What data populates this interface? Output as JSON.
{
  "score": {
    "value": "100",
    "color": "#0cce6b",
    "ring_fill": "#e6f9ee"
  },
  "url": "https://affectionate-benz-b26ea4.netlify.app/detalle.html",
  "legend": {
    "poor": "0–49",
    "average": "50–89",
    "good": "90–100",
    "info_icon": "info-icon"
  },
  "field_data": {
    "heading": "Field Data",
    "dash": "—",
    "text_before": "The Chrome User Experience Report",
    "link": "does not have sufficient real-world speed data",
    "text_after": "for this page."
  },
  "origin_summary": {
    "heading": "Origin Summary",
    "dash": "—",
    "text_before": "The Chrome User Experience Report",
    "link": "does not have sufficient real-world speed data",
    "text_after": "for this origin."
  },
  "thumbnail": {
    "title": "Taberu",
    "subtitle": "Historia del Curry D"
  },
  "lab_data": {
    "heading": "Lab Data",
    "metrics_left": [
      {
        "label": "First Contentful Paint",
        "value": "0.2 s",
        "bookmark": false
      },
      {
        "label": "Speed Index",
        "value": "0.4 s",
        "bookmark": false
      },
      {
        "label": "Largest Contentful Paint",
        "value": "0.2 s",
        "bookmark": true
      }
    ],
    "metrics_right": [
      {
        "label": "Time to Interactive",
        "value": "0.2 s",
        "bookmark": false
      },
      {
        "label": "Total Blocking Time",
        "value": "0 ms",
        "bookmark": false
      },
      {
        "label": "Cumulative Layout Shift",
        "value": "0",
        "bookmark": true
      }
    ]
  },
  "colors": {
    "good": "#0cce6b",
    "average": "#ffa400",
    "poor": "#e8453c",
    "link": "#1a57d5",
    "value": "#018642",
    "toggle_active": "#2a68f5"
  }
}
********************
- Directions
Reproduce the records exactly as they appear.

- Exercise response
What data populates this interface? Output as JSON.
{
  "score": {
    "value": "100",
    "color": "#0cce6b",
    "ring_fill": "#e6f9ee"
  },
  "url": "https://affectionate-benz-b26ea4.netlify.app/detalle.html",
  "legend": {
    "poor": "0–49",
    "average": "50–89",
    "good": "90–100",
    "info_icon": "info-icon"
  },
  "field_data": {
    "heading": "Field Data",
    "dash": "—",
    "text_before": "The Chrome User Experience Report",
    "link": "does not have sufficient real-world speed data",
    "text_after": "for this page."
  },
  "origin_summary": {
    "heading": "Origin Summary",
    "dash": "—",
    "text_before": "The Chrome User Experience Report",
    "link": "does not have sufficient real-world speed data",
    "text_after": "for this origin."
  },
  "thumbnail": {
    "title": "Taberu",
    "subtitle": "Historia del Curry D"
  },
  "lab_data": {
    "heading": "Lab Data",
    "metrics_left": [
      {
        "label": "First Contentful Paint",
        "value": "0.2 s",
        "bookmark": false
      },
      {
        "label": "Speed Index",
        "value": "0.4 s",
        "bookmark": false
      },
      {
        "label": "Largest Contentful Paint",
        "value": "0.2 s",
        "bookmark": true
      }
    ],
    "metrics_right": [
      {
        "label": "Time to Interactive",
        "value": "0.2 s",
        "bookmark": false
      },
      {
        "label": "Total Blocking Time",
        "value": "0 ms",
        "bookmark": false
      },
      {
        "label": "Cumulative Layout Shift",
        "value": "0",
        "bookmark": true
      }
    ]
  },
  "colors": {
    "good": "#0cce6b",
    "average": "#ffa400",
    "poor": "#e8453c",
    "link": "#1a57d5",
    "value": "#018642",
    "toggle_active": "#2a68f5"
  }
}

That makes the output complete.